The number one thing is working with great ideas and great people. If I deserve any credit, it’s doing that. Once you have that, you can find the capital to implement your idea. Actually, if you’re successful in the things that you’re doing, a Series B raise can be easier than raising that first money. When raising that first money, there is less demonstration available for what you’re trying to do. In this case, using the Series A monies, our Phase 2a study showed the patients treated with our drug, GC4419, did dramatically better than historically expected on every measurement. So having that data made Series B “easy”.
We are now in a later-stage Phase 2b study in head and neck cancer patients, testing GC4419 versus a placebo in preventing radiation-induced oral mucositis (OM). OM attacks the lining of the patient’s mouth and throat, and may also result in the radiation oncologist suspending treatment to ease this condition. Suspending treatment, however, decreases the odds of controlling the cancer for that patient.
What advice do you have for entrepreneurs interested in the drug discovery space?
Be really committed. When you layer in all the challenges, especially early on, people often don’t appreciate how much time raising capital can add to already lengthy drug development timelines; you are looking at a significant portion of your life devoted to it. It’s not like information technology, where within a couple years, Facebook buys you and you can move on to something else. You shouldn’t be doing biotech or pharmaceuticals if you aren’t deeply committed to helping patients.
What has kept you in St. Louis?

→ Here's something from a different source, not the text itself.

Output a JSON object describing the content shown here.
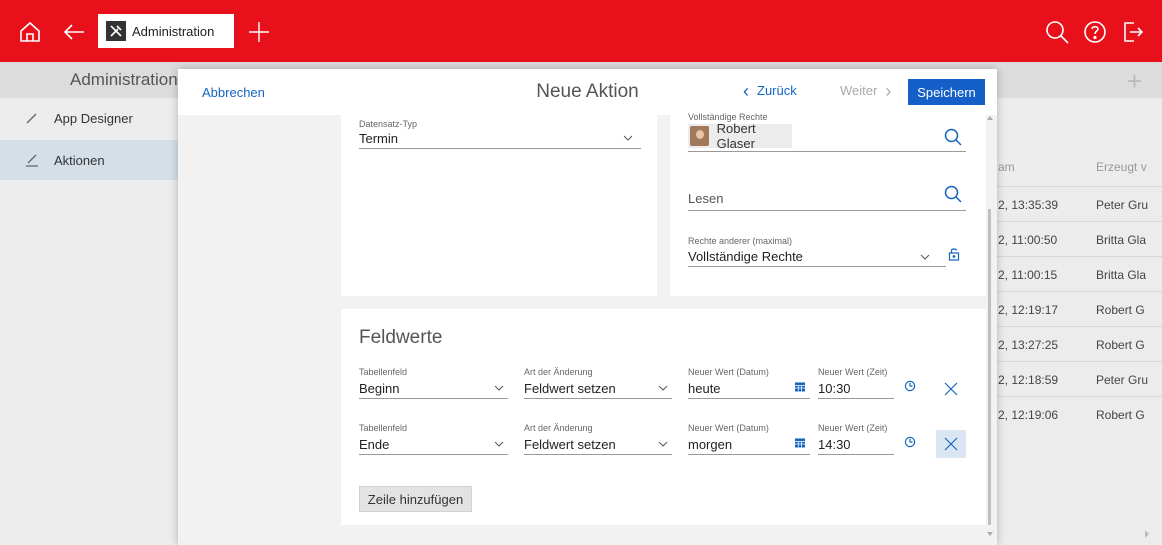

The ideas. It’s such an interesting opportunity in that there is science that is every bit the match of what’s going on in Boston and San Francisco. St. Louis is acknowledged as a center of innovation in life sciences and in pharma. Just like celecoxib, one of the biggest drugs ever, Galera’s drugs were invented here. The Ideas that come out of WashU, SLU, and former Pfizer, Mallinckrodt & Monsanto people are every bit as innovative and game changing as on the coasts.